After a few more hours, it was announced that lunch was being served, and a line instantly formed behind a barbeque that had been set up in the catering tent. I joined, and predicted a lengthy wait. I hadn't moved at all when the line was halted by the same voice which had been calling 'painted freak!' earlier. 'Would you please hold off for a minute? My girls haven't eaten all morning!'

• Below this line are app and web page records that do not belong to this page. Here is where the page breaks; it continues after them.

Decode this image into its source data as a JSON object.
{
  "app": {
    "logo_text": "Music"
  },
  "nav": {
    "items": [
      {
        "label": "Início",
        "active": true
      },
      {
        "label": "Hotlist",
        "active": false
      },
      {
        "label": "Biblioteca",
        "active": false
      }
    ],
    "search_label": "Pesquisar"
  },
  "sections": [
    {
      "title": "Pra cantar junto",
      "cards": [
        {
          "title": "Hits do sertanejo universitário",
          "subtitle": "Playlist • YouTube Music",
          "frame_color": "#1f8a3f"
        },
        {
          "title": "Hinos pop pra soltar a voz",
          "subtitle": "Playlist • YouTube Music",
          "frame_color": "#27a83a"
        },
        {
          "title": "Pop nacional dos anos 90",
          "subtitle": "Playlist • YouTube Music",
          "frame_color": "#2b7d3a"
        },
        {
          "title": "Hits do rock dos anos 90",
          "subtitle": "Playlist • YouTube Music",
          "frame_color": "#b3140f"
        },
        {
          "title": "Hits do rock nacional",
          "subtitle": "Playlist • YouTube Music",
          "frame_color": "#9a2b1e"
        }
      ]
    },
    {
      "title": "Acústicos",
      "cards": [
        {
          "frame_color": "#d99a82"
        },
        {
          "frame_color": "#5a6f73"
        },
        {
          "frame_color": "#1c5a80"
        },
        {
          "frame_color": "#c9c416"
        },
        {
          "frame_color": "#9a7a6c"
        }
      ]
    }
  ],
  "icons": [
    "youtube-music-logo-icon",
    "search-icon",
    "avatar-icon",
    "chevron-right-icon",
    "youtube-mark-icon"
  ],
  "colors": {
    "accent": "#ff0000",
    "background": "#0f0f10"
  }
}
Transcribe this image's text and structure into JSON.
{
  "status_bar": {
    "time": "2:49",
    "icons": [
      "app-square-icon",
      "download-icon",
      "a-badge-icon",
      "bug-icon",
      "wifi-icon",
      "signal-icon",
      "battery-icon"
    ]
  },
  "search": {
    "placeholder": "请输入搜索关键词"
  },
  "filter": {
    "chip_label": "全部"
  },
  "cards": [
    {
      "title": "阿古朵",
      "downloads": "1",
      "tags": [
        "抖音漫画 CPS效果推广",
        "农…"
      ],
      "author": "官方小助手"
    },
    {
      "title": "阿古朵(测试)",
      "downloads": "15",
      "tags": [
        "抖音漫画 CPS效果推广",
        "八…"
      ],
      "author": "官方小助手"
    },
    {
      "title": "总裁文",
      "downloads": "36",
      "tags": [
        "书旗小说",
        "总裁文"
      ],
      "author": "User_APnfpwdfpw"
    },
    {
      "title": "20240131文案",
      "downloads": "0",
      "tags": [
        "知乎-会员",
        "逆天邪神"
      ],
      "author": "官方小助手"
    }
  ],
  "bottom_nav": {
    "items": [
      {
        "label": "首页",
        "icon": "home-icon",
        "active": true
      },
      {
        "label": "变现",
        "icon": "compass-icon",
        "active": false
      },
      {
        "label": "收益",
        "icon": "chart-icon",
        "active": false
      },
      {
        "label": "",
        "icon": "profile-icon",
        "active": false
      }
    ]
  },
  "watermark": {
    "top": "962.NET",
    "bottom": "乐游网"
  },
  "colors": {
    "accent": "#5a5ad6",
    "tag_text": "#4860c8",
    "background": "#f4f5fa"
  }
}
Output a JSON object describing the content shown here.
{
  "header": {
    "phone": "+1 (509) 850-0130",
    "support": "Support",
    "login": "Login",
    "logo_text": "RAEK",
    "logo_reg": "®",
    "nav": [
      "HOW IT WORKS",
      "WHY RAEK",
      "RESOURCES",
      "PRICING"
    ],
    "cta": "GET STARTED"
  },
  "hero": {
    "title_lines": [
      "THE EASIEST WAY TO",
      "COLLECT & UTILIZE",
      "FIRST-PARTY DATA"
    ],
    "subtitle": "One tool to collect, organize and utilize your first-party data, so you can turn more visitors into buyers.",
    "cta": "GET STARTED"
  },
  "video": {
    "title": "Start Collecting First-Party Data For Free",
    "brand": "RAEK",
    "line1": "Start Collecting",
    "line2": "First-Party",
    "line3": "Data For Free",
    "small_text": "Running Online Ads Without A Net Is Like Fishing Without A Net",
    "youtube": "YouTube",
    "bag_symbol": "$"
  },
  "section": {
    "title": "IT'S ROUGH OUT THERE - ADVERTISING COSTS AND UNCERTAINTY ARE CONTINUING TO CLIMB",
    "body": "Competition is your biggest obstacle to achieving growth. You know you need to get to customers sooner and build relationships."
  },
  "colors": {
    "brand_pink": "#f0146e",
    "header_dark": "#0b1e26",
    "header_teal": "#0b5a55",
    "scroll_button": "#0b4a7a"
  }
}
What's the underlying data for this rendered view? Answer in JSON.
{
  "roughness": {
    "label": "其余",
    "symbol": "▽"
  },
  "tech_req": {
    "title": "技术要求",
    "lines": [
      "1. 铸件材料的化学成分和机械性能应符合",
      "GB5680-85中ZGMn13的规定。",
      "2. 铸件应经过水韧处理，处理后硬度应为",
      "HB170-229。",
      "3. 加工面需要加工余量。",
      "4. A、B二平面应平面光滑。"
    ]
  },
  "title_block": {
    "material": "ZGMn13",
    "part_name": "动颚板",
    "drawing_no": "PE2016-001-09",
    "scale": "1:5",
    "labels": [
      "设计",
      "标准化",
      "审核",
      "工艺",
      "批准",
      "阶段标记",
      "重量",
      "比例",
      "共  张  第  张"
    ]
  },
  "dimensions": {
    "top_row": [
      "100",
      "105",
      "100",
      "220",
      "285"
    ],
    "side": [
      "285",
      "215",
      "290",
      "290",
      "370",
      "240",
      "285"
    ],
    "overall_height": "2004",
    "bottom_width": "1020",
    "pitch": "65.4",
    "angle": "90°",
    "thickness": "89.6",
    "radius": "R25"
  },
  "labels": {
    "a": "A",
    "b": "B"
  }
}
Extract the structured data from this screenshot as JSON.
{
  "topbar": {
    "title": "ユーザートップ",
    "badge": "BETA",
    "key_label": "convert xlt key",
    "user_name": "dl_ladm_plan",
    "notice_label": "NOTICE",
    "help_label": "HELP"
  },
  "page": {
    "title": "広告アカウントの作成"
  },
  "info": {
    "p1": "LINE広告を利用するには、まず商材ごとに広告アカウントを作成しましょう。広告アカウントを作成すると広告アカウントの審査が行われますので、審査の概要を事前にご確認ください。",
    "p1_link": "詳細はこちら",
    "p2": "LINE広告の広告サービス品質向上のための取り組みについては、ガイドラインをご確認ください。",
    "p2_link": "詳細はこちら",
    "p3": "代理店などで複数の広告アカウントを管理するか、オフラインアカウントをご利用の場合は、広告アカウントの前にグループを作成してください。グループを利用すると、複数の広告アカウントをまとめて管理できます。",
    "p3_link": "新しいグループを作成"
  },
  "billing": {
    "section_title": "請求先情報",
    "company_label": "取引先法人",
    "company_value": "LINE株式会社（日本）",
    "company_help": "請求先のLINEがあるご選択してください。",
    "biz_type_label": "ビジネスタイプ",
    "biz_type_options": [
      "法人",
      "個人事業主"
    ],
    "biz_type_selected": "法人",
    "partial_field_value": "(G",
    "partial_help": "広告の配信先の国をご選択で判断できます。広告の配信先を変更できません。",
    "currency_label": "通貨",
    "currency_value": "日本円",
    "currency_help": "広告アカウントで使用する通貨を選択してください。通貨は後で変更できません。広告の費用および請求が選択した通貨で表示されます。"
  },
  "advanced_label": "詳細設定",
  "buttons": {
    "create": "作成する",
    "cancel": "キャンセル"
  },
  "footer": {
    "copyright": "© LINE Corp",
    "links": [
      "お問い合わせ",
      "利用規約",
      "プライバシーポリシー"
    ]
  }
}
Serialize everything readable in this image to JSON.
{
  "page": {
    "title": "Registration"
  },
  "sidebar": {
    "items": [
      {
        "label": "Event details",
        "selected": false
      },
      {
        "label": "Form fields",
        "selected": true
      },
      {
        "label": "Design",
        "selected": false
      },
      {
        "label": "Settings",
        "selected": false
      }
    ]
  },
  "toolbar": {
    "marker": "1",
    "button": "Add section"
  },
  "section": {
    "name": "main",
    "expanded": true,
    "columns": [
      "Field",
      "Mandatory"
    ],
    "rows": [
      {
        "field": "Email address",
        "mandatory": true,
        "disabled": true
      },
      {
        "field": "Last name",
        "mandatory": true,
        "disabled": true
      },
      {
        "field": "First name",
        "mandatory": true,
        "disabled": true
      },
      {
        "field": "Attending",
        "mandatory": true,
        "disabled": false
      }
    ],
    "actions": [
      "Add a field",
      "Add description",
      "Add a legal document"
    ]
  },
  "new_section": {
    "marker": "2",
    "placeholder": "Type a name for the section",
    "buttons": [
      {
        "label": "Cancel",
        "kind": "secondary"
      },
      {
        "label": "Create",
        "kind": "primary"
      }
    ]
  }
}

The queue was held back while the make up artists took their well-deserved lunch. Meanwhile, a crew member paced the queue, calling for and pulling aside Tier 1 zombies. We were led away from the catering queue around the corner to the set. It was an impressive location. A stone archway between two tall, vintage workshops divided two sets or train tracks laid into rough cobblestone roads. On the rail sidings of one set of tracks stood two diesel train engines. For the purposes of the film, a chain-link fence had been erected beyond the engines, serving as the checkpoint for a quarantine area.

We were given further directions, and asked to wait for further make up once the artists had finished their lunch. We were instructed on how the scene would pan out, and told to draw upon our inner anger. 'When I'm hungry, I get angry, so it shouldn't be hard,' commented a woman in the crowd scene. 'Maybe that was the plan all along,' commented another extra. 'Starve us until we're really ravenous zombies.'</i>

When the make up artists arrived, they came carrying a couple of buckets of blood each. They arranged the extras in rows of ten, and ordered our eyes closed. They flung blood on us, and we started to film the scene - a horde of zombies chasing soldiers ushering children through to the quarantine area as it struggles to keep the infected outside. Although the shooting confirmed that this probably won't be the kind of zombie film I liked to watch, it does seem like an exciting scene. My favourite part involved the application of 'mouth blood' by the make up artists, for the front runners to spew as they surged towards the blockade.

The scene was run throguh several times, with a few shots utilising a drone flying overhead through the arch. I pictured sweeping shots of the desperate, mindless horde below, which would look impressive with the three tiers pushing through. It didn't last long before the drone crashed, to a sigh of disappointment from the horde. We were also asked to film various detail shots to intersperse from within the chase sequence. I would have preferred to feature as the director's non-scary zombie, but I did enjoy this role.

It wasn't long before someone - a vocal producer I'd met at the rehearsal, perhaps - called that it was a wrap, to applause through the rail yard. By this time, I was eager to leave. I started to head out, but was caught first as someone I'd not seen all day was asking once more to take photographs. Someone during this called for three cheers for the crew, but I felt bitter and starved, so did not participate - though by 'crew,' I guessed they were referring specifically to film crew, and not administrative and organisational, who did seem to perform admirably. Another round of applause was also called for the expansive team of make up artists, which I did join in on enthusiastically. I'd been impressed with their efficiency and also working under a forceful manager.

At the rehearsal, we'd been promised provisions for removal of the make up, but I found this to be limited to a few WetOnes, which didn't remove much. There was no mirror in the bathroom, but I felt around and it seemed like most of the blood, at least, was gone from my face and neck.
  • Current Music
    Come Back To Me - The Superjesus